The newdrama TOMMY is about the first female police chief of police in Los Angeles. In this fictional story, the mayor is forced to fire the previous chief after lots of scandal comes to light, from the chief’s own affairs, to officers under his command being involved in illicit sexual activities. Not all of the cops agree with the dismissal, so our hero, Abigail “ ” Thomas, has her work cut out for her.
(Nurse Jackie, The Sopranos) stars as the titular character. Falco is amazing in everything she does. She conveys so much subtlety and nuance, and acts the hell out of each scene.

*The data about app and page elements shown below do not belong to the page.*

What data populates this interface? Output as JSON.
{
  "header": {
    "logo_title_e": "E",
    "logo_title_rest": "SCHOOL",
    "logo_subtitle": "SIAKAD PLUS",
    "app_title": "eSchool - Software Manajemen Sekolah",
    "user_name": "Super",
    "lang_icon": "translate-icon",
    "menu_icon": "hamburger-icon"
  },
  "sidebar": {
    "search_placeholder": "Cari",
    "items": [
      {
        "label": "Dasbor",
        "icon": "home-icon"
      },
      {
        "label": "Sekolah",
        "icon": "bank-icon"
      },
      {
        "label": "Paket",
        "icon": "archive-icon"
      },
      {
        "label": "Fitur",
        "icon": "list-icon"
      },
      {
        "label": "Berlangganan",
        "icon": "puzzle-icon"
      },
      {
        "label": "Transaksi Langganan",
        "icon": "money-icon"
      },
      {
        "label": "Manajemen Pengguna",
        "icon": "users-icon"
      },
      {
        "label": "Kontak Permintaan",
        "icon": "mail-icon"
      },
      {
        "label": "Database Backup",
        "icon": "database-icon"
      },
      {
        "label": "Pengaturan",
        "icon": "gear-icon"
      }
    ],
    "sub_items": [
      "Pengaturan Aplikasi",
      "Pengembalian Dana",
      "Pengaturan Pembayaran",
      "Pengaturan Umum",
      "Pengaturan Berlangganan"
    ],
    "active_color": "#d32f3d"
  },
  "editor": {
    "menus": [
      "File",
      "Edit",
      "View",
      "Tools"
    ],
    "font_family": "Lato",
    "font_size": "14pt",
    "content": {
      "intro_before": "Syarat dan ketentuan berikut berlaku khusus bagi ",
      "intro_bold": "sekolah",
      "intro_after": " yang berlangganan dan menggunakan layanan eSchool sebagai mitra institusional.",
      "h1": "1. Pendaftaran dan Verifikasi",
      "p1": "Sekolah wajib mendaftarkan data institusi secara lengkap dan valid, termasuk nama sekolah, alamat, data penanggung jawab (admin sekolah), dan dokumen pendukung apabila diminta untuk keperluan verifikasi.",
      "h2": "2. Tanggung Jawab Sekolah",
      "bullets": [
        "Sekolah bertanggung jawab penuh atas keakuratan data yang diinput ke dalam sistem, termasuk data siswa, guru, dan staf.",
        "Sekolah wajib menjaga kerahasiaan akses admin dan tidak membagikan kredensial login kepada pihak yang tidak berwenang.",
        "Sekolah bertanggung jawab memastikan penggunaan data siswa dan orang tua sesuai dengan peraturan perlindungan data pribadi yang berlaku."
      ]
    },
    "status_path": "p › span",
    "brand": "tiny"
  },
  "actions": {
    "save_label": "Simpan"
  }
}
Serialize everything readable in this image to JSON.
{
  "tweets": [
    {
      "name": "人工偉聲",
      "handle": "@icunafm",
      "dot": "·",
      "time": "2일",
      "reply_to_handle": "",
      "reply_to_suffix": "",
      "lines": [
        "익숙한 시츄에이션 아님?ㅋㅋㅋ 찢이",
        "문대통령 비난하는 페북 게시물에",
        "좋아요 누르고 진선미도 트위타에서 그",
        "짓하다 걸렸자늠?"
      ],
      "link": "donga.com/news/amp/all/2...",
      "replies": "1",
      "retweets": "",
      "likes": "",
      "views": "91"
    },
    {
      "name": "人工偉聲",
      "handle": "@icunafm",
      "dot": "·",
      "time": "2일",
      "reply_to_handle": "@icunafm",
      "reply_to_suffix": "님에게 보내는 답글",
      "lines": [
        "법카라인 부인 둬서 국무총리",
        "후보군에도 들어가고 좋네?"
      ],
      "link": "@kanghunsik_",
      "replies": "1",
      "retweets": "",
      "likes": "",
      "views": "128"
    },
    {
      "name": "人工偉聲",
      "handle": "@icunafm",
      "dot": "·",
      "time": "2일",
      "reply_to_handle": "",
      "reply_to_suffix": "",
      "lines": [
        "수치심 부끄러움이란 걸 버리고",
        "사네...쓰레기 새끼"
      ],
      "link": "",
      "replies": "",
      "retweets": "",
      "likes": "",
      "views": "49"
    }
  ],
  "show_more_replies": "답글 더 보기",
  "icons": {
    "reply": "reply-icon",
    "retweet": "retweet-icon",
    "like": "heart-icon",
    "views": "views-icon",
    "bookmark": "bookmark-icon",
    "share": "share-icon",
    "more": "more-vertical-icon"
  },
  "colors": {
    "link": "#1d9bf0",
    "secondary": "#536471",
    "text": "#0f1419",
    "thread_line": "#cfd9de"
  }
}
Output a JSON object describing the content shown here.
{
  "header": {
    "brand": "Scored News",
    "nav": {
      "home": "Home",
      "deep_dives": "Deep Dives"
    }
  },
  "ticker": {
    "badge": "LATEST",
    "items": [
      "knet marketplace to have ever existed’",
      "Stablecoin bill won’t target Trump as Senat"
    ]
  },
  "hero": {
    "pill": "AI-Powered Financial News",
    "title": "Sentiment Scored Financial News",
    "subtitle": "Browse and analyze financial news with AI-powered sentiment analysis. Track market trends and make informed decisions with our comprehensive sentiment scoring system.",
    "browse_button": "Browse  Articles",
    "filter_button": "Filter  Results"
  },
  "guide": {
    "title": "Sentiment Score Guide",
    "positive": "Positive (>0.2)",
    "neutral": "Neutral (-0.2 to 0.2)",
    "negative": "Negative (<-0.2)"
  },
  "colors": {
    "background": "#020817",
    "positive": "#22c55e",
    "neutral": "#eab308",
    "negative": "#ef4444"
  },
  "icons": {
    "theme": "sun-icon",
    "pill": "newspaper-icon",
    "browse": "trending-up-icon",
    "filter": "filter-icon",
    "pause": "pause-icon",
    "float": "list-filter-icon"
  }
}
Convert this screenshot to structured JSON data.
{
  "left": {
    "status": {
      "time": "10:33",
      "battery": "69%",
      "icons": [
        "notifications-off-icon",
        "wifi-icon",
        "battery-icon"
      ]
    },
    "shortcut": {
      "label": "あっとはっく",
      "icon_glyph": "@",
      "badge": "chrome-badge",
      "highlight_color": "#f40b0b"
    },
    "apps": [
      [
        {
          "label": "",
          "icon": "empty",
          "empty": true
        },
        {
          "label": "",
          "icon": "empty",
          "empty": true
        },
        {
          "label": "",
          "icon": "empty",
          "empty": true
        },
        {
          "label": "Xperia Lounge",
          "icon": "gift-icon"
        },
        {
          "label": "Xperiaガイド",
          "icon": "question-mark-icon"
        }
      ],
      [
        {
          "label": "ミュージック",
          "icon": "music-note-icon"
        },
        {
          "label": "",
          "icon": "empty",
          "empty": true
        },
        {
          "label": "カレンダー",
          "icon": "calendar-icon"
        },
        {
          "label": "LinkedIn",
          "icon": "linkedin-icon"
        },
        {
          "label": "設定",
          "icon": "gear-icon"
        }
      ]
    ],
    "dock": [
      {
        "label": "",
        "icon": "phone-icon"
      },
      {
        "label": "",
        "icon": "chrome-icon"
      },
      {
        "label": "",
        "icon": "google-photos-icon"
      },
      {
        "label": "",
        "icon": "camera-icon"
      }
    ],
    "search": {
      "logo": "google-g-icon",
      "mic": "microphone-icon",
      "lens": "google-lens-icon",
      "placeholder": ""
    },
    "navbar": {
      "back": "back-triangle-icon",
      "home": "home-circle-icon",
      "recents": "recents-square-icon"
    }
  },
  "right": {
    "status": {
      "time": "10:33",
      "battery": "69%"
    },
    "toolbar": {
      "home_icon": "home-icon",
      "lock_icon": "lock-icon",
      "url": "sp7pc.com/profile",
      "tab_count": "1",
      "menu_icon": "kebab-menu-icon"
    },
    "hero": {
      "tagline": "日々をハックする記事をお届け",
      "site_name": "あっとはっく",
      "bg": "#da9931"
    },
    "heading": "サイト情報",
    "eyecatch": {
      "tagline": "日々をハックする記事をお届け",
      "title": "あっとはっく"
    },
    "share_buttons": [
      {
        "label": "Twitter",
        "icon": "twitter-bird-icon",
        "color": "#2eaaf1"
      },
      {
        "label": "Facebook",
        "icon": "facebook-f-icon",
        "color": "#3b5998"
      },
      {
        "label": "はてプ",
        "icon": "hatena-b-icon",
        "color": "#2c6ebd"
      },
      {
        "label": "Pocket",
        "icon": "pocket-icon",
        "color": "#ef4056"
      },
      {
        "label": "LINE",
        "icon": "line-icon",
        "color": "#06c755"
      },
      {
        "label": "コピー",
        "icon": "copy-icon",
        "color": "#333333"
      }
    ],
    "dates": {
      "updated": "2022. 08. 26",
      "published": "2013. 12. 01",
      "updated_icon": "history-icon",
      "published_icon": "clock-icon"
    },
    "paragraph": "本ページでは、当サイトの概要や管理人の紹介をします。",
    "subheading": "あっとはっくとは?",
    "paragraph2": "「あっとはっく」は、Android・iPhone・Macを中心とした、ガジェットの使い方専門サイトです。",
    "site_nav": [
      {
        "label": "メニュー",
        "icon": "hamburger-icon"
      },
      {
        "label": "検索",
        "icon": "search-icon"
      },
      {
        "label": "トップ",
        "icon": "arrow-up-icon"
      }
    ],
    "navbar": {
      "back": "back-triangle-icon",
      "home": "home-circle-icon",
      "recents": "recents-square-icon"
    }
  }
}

Even in the pilot, there are layers to her performance, especially in Tommy’s extremely complicated relationship with estranged daughter Kate Jones (Olivia Lucy Phillip), as well as her interactions with the mayor, Buddy Gray (Thomas Sadoski, The Newsroom), who is careful to avoid taking too firm on a position on anything he doesn’t have to. There is a lot for Falco to work with in those scenes.
There are also some wonderful supporting cast members. Sadoski is a favorite of mine, and Buddy is a terrific role for him. I enjoy Ken Rosey (Michael Chernus, Orange Is the New Black) as lawyer / speechwriter Ken Rosey, who adds a layer of optimism and idealism into the plot. Russell G. Jones (The Americans) is solid as stalwart Donn Cooper. Vladimir Caamano (Runaways) is delightfully playful as Tommy’s protection and unofficial advisor, Abnar Diaz.
I really want to like this show because it is pleasingly political. Tommy and Buddy aren’t enemies in the traditional sense, but in many ways, they’re locked in a struggle. There are interesting turns, like when Buddy’s guy Doug Dudik (Joseph Lyle Taylor, Sneaky Pete) attempts to hurt Tommy while colluding with the former chief, Milt Leakey (Corbin Bernsen, Psych), and instead helps her. Tommy’s dealings with ICE are inspiring, and her scene with Blake Sullivan (Adelaide Clemens, Rectify) about sexism in the work place is touching.
Yet, there’s definitely something missing from TOMMY. Part of it is how manipulative those latter two bits from the paragraph are, feeling designed to play with viewers’ emotions more than tell a fresh story. There’s also a strong element of procedural, as occurs far too often withdramas, which drags it down. Not to mention, there’re a lot of familiar aspects to the story that have shown up in plenty of other programs as of late, which doesn’t help the originality factor. I can’t help but wonder how much better TOMMY would be if it were penned by Aaron Sorkin, as the drama seems to share a bit of DNA with his works, but pales in comparison.
For the record, TOMMY isn’t bad and I haven’t given up on it yet. FOX’s Deputy, which premiered a few weeks earlier, is in the same vein, and I’m watching both to see if either wins out as the better series, or if either earns a season pass on my TiVo. If TOMMY (or Deputy) embraces the character study element in a significant way and puts that at the center most weeks rather than running down this baddie or that on, they could be very good. But if they play to what they think the “common viewer” wants, they’ll never be anything more than easy escapism.
At the moment, TOMMY has a leg up over DEPUTY because of Falco, whom I have to mention again is just so darn good. But she wouldn’t be the first lauded performer to take a role that is beneath her. I’m not saying Tommy is beneath Falco, because on paper, there’s a lot in Tommy’s favor. But I fear that could end up being the case. Only time will tell.
TOMMY airs Thursdays at 10/9c on CBS.
CHIEF TELEVISION CRITIC | Creator of and writer for It's All Been Done Radio Hour live show and podcast. A voracious reader wanting to tell stories of his own, Jerome began writing around the age of 8 and hasn’t stopped, both original works and television reviews. Lives in central Ohio. Favorite current shows include The Walking Dead, Jessica Jones, Flaked, Outlander, and Archer.